# WHAT IS BEING ASKED:
Without including pictures, set down every record exactly as it stands.

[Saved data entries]
....................
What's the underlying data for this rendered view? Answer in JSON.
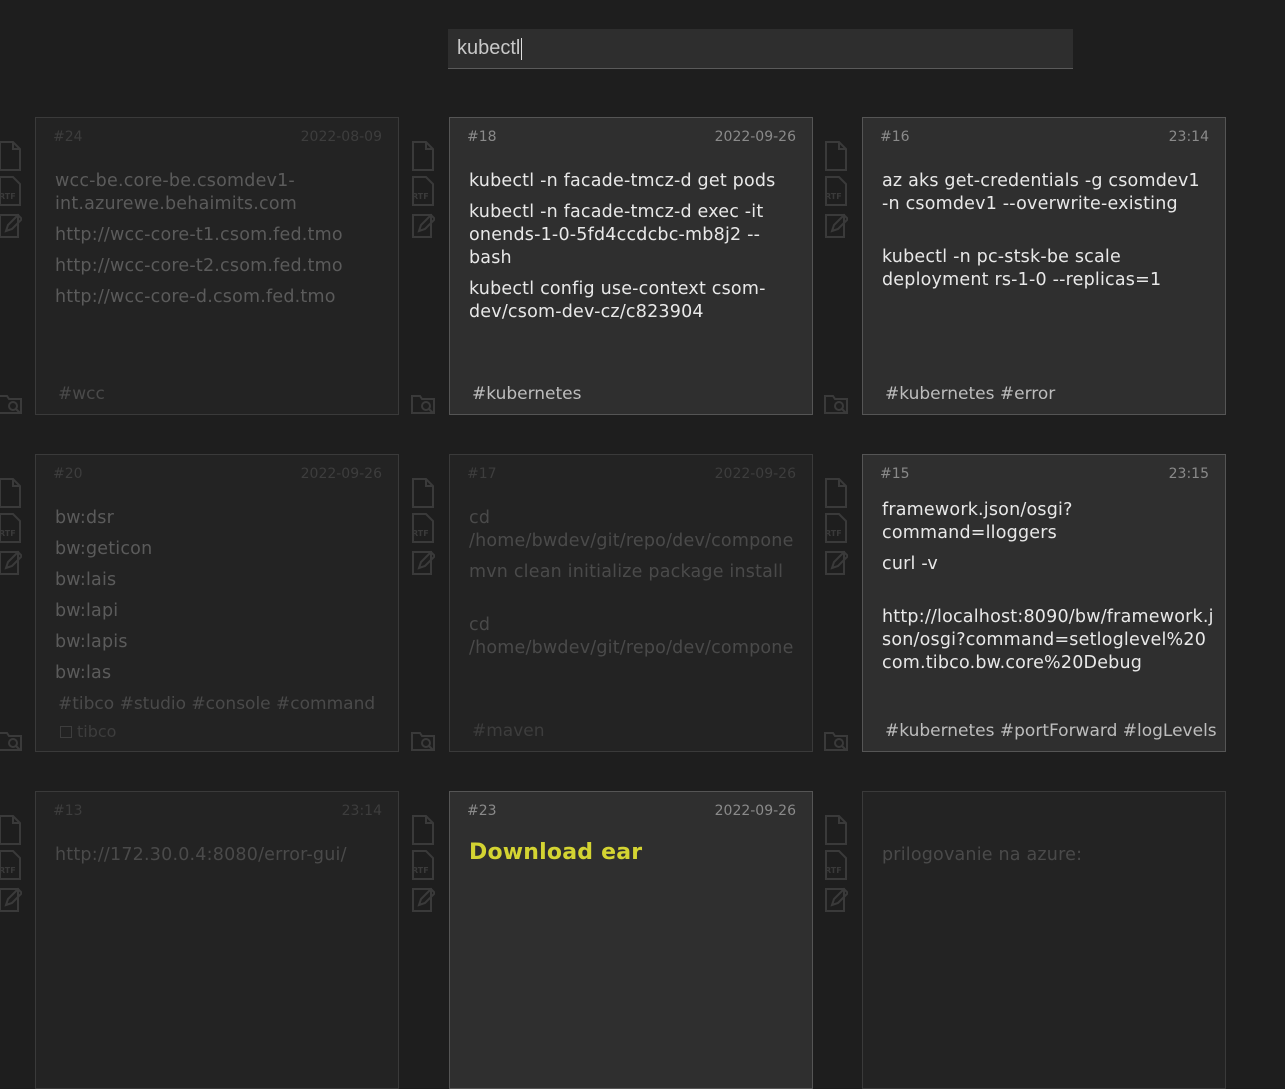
{
  "search": {
    "value": "kubectl"
  },
  "side_icons": [
    "document-icon",
    "rtf-icon",
    "edit-icon",
    "folder-search-icon"
  ],
  "cards": [
    {
      "num": "#24",
      "date": "2022-08-09",
      "lines": [
        "wcc-be.core-be.csomdev1-int.azurewe.behaimits.com",
        "http://wcc-core-t1.csom.fed.tmo",
        "http://wcc-core-t2.csom.fed.tmo",
        "http://wcc-core-d.csom.fed.tmo"
      ],
      "tags": "#wcc"
    },
    {
      "num": "#18",
      "date": "2022-09-26",
      "lines": [
        "kubectl -n facade-tmcz-d get pods",
        "kubectl -n facade-tmcz-d exec -it onends-1-0-5fd4ccdcbc-mb8j2 -- bash",
        "kubectl config use-context csom-dev/csom-dev-cz/c823904"
      ],
      "tags": "#kubernetes"
    },
    {
      "num": "#16",
      "date": "23:14",
      "lines": [
        "az aks get-credentials -g csomdev1 -n csomdev1 --overwrite-existing",
        "",
        "kubectl -n pc-stsk-be scale deployment rs-1-0 --replicas=1"
      ],
      "tags": "#kubernetes #error"
    },
    {
      "num": "#20",
      "date": "2022-09-26",
      "lines": [
        "bw:dsr",
        "bw:geticon",
        "bw:lais",
        "bw:lapi",
        "bw:lapis",
        "bw:las"
      ],
      "tags": "#tibco #studio #console #command",
      "extra": "tibco"
    },
    {
      "num": "#17",
      "date": "2022-09-26",
      "lines": [
        "cd /home/bwdev/git/repo/dev/components/shared/csom/bw/shared.csom.sm",
        "mvn clean initialize package install",
        "",
        "cd /home/bwdev/git/repo/dev/components/shared/facade/bw/shared.facade.sm"
      ],
      "tags": "#maven"
    },
    {
      "num": "#15",
      "date": "23:15",
      "lines": [
        "framework.json/osgi?command=lloggers",
        "curl -v",
        "",
        "http://localhost:8090/bw/framework.json/osgi?command=setloglevel%20com.tibco.bw.core%20Debug"
      ],
      "tags": "#kubernetes #portForward #logLevels"
    },
    {
      "num": "#13",
      "date": "23:14",
      "lines": [
        "http://172.30.0.4:8080/error-gui/"
      ],
      "tags": ""
    },
    {
      "num": "#23",
      "date": "2022-09-26",
      "lines": [
        "Download ear"
      ],
      "tags": ""
    },
    {
      "num": "",
      "date": "",
      "lines": [
        "prilogovanie na azure:"
      ],
      "tags": ""
    }
  ]
}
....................
# FINAL ANSWER:
What's the underlying data for this rendered view? Answer in JSON.
{
  "search": {
    "value": "kubectl"
  },
  "side_icons": [
    "document-icon",
    "rtf-icon",
    "edit-icon",
    "folder-search-icon"
  ],
  "cards": [
    {
      "num": "#24",
      "date": "2022-08-09",
      "lines": [
        "wcc-be.core-be.csomdev1-int.azurewe.behaimits.com",
        "http://wcc-core-t1.csom.fed.tmo",
        "http://wcc-core-t2.csom.fed.tmo",
        "http://wcc-core-d.csom.fed.tmo"
      ],
      "tags": "#wcc"
    },
    {
      "num": "#18",
      "date": "2022-09-26",
      "lines": [
        "kubectl -n facade-tmcz-d get pods",
        "kubectl -n facade-tmcz-d exec -it onends-1-0-5fd4ccdcbc-mb8j2 -- bash",
        "kubectl config use-context csom-dev/csom-dev-cz/c823904"
      ],
      "tags": "#kubernetes"
    },
    {
      "num": "#16",
      "date": "23:14",
      "lines": [
        "az aks get-credentials -g csomdev1 -n csomdev1 --overwrite-existing",
        "",
        "kubectl -n pc-stsk-be scale deployment rs-1-0 --replicas=1"
      ],
      "tags": "#kubernetes #error"
    },
    {
      "num": "#20",
      "date": "2022-09-26",
      "lines": [
        "bw:dsr",
        "bw:geticon",
        "bw:lais",
        "bw:lapi",
        "bw:lapis",
        "bw:las"
      ],
      "tags": "#tibco #studio #console #command",
      "extra": "tibco"
    },
    {
      "num": "#17",
      "date": "2022-09-26",
      "lines": [
        "cd /home/bwdev/git/repo/dev/components/shared/csom/bw/shared.csom.sm",
        "mvn clean initialize package install",
        "",
        "cd /home/bwdev/git/repo/dev/components/shared/facade/bw/shared.facade.sm"
      ],
      "tags": "#maven"
    },
    {
      "num": "#15",
      "date": "23:15",
      "lines": [
        "framework.json/osgi?command=lloggers",
        "curl -v",
        "",
        "http://localhost:8090/bw/framework.json/osgi?command=setloglevel%20com.tibco.bw.core%20Debug"
      ],
      "tags": "#kubernetes #portForward #logLevels"
    },
    {
      "num": "#13",
      "date": "23:14",
      "lines": [
        "http://172.30.0.4:8080/error-gui/"
      ],
      "tags": ""
    },
    {
      "num": "#23",
      "date": "2022-09-26",
      "lines": [
        "Download ear"
      ],
      "tags": ""
    },
    {
      "num": "",
      "date": "",
      "lines": [
        "prilogovanie na azure:"
      ],
      "tags": ""
    }
  ]
}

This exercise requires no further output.